5. Hybrid Coolers : Hybrid coolers combine elements of air and liquid cooling. They typically use a liquid cooling loop for the GPU, while also including a fan to provide additional cooling for other components on the graphics card, like the VRAM and VRMs.
6. Aftermarket Coolers : These are replacement coolers that can be installed on a GPU in place of the original cooler. They can be any of the above types. Aftermarket coolers are typically used to improve upon the performance or noise levels of the original cooler, or to replace a broken cooler. However, installing an aftermarket cooler can be a complex process and may void the warranty of the GPU.

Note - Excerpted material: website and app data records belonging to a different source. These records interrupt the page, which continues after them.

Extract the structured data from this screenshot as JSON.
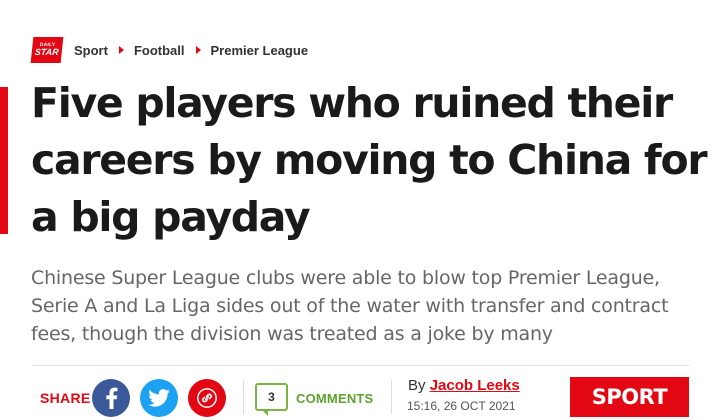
{
  "logo": {
    "top": "DAILY",
    "main": "STAR"
  },
  "breadcrumb": [
    {
      "label": "Sport"
    },
    {
      "label": "Football"
    },
    {
      "label": "Premier League"
    }
  ],
  "article": {
    "headline": "Five players who ruined their careers by moving to China for a big payday",
    "standfirst": "Chinese Super League clubs were able to blow top Premier League, Serie A and La Liga sides out of the water with transfer and contract fees, though the division was treated as a joke by many"
  },
  "share": {
    "label": "SHARE",
    "icons": [
      "facebook-icon",
      "twitter-icon",
      "link-icon"
    ]
  },
  "comments": {
    "count": "3",
    "label": "COMMENTS"
  },
  "byline": {
    "prefix": "By",
    "author": "Jacob Leeks",
    "timestamp": "15:16, 26 OCT 2021"
  },
  "section_badge": "SPORT",
  "colors": {
    "brand_red": "#e30613",
    "facebook": "#3b5998",
    "twitter": "#1da1f2",
    "comments_green": "#5fa12f"
  }
}
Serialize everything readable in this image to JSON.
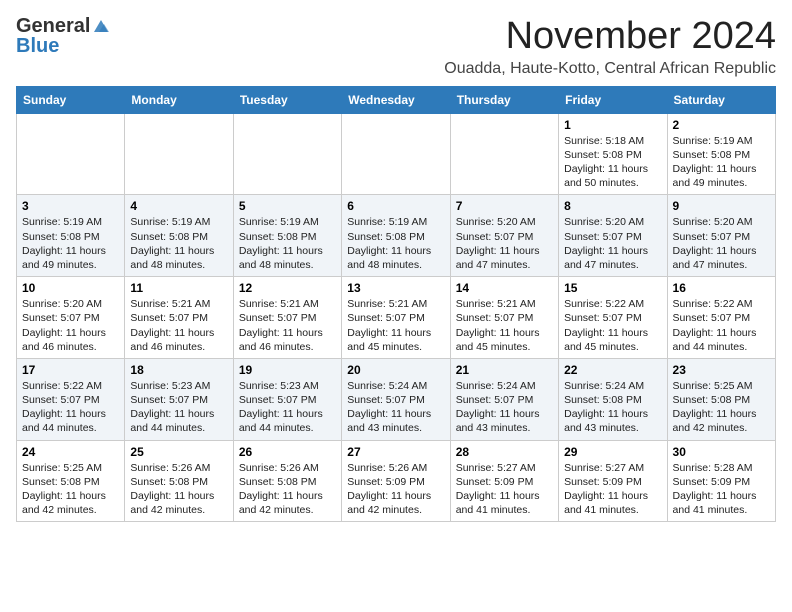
{
  "header": {
    "logo_general": "General",
    "logo_blue": "Blue",
    "month_title": "November 2024",
    "location": "Ouadda, Haute-Kotto, Central African Republic"
  },
  "days_of_week": [
    "Sunday",
    "Monday",
    "Tuesday",
    "Wednesday",
    "Thursday",
    "Friday",
    "Saturday"
  ],
  "weeks": [
    [
      {
        "day": "",
        "info": ""
      },
      {
        "day": "",
        "info": ""
      },
      {
        "day": "",
        "info": ""
      },
      {
        "day": "",
        "info": ""
      },
      {
        "day": "",
        "info": ""
      },
      {
        "day": "1",
        "info": "Sunrise: 5:18 AM\nSunset: 5:08 PM\nDaylight: 11 hours\nand 50 minutes."
      },
      {
        "day": "2",
        "info": "Sunrise: 5:19 AM\nSunset: 5:08 PM\nDaylight: 11 hours\nand 49 minutes."
      }
    ],
    [
      {
        "day": "3",
        "info": "Sunrise: 5:19 AM\nSunset: 5:08 PM\nDaylight: 11 hours\nand 49 minutes."
      },
      {
        "day": "4",
        "info": "Sunrise: 5:19 AM\nSunset: 5:08 PM\nDaylight: 11 hours\nand 48 minutes."
      },
      {
        "day": "5",
        "info": "Sunrise: 5:19 AM\nSunset: 5:08 PM\nDaylight: 11 hours\nand 48 minutes."
      },
      {
        "day": "6",
        "info": "Sunrise: 5:19 AM\nSunset: 5:08 PM\nDaylight: 11 hours\nand 48 minutes."
      },
      {
        "day": "7",
        "info": "Sunrise: 5:20 AM\nSunset: 5:07 PM\nDaylight: 11 hours\nand 47 minutes."
      },
      {
        "day": "8",
        "info": "Sunrise: 5:20 AM\nSunset: 5:07 PM\nDaylight: 11 hours\nand 47 minutes."
      },
      {
        "day": "9",
        "info": "Sunrise: 5:20 AM\nSunset: 5:07 PM\nDaylight: 11 hours\nand 47 minutes."
      }
    ],
    [
      {
        "day": "10",
        "info": "Sunrise: 5:20 AM\nSunset: 5:07 PM\nDaylight: 11 hours\nand 46 minutes."
      },
      {
        "day": "11",
        "info": "Sunrise: 5:21 AM\nSunset: 5:07 PM\nDaylight: 11 hours\nand 46 minutes."
      },
      {
        "day": "12",
        "info": "Sunrise: 5:21 AM\nSunset: 5:07 PM\nDaylight: 11 hours\nand 46 minutes."
      },
      {
        "day": "13",
        "info": "Sunrise: 5:21 AM\nSunset: 5:07 PM\nDaylight: 11 hours\nand 45 minutes."
      },
      {
        "day": "14",
        "info": "Sunrise: 5:21 AM\nSunset: 5:07 PM\nDaylight: 11 hours\nand 45 minutes."
      },
      {
        "day": "15",
        "info": "Sunrise: 5:22 AM\nSunset: 5:07 PM\nDaylight: 11 hours\nand 45 minutes."
      },
      {
        "day": "16",
        "info": "Sunrise: 5:22 AM\nSunset: 5:07 PM\nDaylight: 11 hours\nand 44 minutes."
      }
    ],
    [
      {
        "day": "17",
        "info": "Sunrise: 5:22 AM\nSunset: 5:07 PM\nDaylight: 11 hours\nand 44 minutes."
      },
      {
        "day": "18",
        "info": "Sunrise: 5:23 AM\nSunset: 5:07 PM\nDaylight: 11 hours\nand 44 minutes."
      },
      {
        "day": "19",
        "info": "Sunrise: 5:23 AM\nSunset: 5:07 PM\nDaylight: 11 hours\nand 44 minutes."
      },
      {
        "day": "20",
        "info": "Sunrise: 5:24 AM\nSunset: 5:07 PM\nDaylight: 11 hours\nand 43 minutes."
      },
      {
        "day": "21",
        "info": "Sunrise: 5:24 AM\nSunset: 5:07 PM\nDaylight: 11 hours\nand 43 minutes."
      },
      {
        "day": "22",
        "info": "Sunrise: 5:24 AM\nSunset: 5:08 PM\nDaylight: 11 hours\nand 43 minutes."
      },
      {
        "day": "23",
        "info": "Sunrise: 5:25 AM\nSunset: 5:08 PM\nDaylight: 11 hours\nand 42 minutes."
      }
    ],
    [
      {
        "day": "24",
        "info": "Sunrise: 5:25 AM\nSunset: 5:08 PM\nDaylight: 11 hours\nand 42 minutes."
      },
      {
        "day": "25",
        "info": "Sunrise: 5:26 AM\nSunset: 5:08 PM\nDaylight: 11 hours\nand 42 minutes."
      },
      {
        "day": "26",
        "info": "Sunrise: 5:26 AM\nSunset: 5:08 PM\nDaylight: 11 hours\nand 42 minutes."
      },
      {
        "day": "27",
        "info": "Sunrise: 5:26 AM\nSunset: 5:09 PM\nDaylight: 11 hours\nand 42 minutes."
      },
      {
        "day": "28",
        "info": "Sunrise: 5:27 AM\nSunset: 5:09 PM\nDaylight: 11 hours\nand 41 minutes."
      },
      {
        "day": "29",
        "info": "Sunrise: 5:27 AM\nSunset: 5:09 PM\nDaylight: 11 hours\nand 41 minutes."
      },
      {
        "day": "30",
        "info": "Sunrise: 5:28 AM\nSunset: 5:09 PM\nDaylight: 11 hours\nand 41 minutes."
      }
    ]
  ]
}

Each type of cooler has its own strengths and weaknesses, and the best choice depends on factors like the specific GPU model, the case airflow, the ambient temperature, and the user’s performance requirements, noise tolerance, and budget.
1. Do I need a GPU cooler?
Yes, a GPU cooler is essential to maintain the performance and longevity of your GPU. It dissipates the heat generated by the GPU, preventing thermal throttling and potential damage due to overheating.
2. What types of GPU coolers are available?
The two main types of GPU coolers are air coolers and liquid coolers. Air coolers use fans to move air over a heatsink to dissipate heat, while liquid coolers use a liquid coolant to transfer heat away from the GPU to a radiator.
3. Which type of GPU cooler is better?
The choice between an air cooler and a liquid cooler depends on your specific needs and system configuration. Liquid coolers generally provide better cooling performance, but they are also more expensive and complex to install. Air coolers, on the other hand, are more affordable and easier to install, but their cooling performance is highly dependent on the airflow within the computer case.
4. Can a GPU cooler improve gaming performance?
Yes, a GPU cooler can improve gaming performance by preventing thermal throttling. When a GPU overheats, it reduces its performance to prevent damage. By keeping the GPU cool, a GPU cooler ensures the GPU can maintain its peak performance, leading to smoother and more responsive gameplay.
5. Can a GPU cooler extend the lifespan of my GPU?
Yes, by maintaining optimal GPU temperatures, a GPU cooler can prevent damage due to overheating and thus extend the lifespan of your GPU.
6. Is a GPU cooler necessary for video editing?
Yes, video editing can place a high computational demand on the GPU, generating a significant amount of heat. A GPU cooler is necessary to dissipate this heat and maintain optimal GPU performance.
7. Is a GPU cooler necessary for cryptocurrency mining?
Yes, cryptocurrency mining is a highly intensive task that can push a GPU to its limits, generating a lot of heat. A GPU cooler is essential to dissipate this heat and prevent thermal throttling or damage to the GPU.
8. Can I use my computer without a GPU cooler?
No, running a computer without a GPU cooler can lead to overheating, which can cause performance issues and potentially damage the GPU.
9. Can I upgrade my GPU cooler?
Yes, it is possible to upgrade your GPU cooler to a more efficient one. However, you need to ensure the new cooler is compatible with your GPU and fits within your computer case.
10. What factors should I consider when choosing a GPU cooler?
When choosing a GPU cooler, you should consider factors such as the cooling performance, noise level, size, compatibility with your GPU, and your budget.